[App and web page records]
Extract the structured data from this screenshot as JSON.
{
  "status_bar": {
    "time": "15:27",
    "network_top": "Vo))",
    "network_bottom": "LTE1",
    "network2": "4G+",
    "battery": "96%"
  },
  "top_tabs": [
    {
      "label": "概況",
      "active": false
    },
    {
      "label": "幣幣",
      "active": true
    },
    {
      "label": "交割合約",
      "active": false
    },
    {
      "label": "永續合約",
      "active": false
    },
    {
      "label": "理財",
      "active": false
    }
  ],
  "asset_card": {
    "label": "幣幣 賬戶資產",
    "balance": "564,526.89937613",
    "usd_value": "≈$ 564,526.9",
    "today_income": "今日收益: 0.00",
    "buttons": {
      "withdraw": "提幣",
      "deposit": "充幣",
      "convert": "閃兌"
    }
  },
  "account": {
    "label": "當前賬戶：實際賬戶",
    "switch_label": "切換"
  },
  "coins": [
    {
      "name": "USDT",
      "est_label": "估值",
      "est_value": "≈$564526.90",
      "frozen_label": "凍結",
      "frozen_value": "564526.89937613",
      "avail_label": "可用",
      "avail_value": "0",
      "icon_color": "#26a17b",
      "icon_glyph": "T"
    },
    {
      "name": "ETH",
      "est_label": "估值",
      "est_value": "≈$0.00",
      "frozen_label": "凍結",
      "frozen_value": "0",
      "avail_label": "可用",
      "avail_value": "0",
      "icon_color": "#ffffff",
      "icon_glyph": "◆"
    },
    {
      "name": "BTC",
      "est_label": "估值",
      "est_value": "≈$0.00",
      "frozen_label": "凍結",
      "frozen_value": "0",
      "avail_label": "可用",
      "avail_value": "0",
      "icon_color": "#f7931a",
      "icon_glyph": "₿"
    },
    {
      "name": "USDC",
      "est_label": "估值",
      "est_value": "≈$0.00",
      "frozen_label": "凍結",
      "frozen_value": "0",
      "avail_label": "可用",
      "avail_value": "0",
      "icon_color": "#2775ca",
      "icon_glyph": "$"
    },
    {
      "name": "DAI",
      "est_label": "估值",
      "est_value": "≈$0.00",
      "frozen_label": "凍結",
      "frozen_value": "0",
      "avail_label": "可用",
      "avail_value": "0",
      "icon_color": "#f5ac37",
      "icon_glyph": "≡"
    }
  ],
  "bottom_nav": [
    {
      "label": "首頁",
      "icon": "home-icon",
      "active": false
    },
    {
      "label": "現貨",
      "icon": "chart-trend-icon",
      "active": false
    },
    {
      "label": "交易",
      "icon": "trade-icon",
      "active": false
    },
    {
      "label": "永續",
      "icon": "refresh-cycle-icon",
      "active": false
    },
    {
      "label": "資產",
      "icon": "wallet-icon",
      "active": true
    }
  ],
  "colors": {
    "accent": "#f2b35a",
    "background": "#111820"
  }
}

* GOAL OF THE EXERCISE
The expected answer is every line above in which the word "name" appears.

* WRITTEN REPLY
      "name": "USDT",
      "name": "ETH",
      "name": "BTC",
      "name": "USDC",
      "name": "DAI",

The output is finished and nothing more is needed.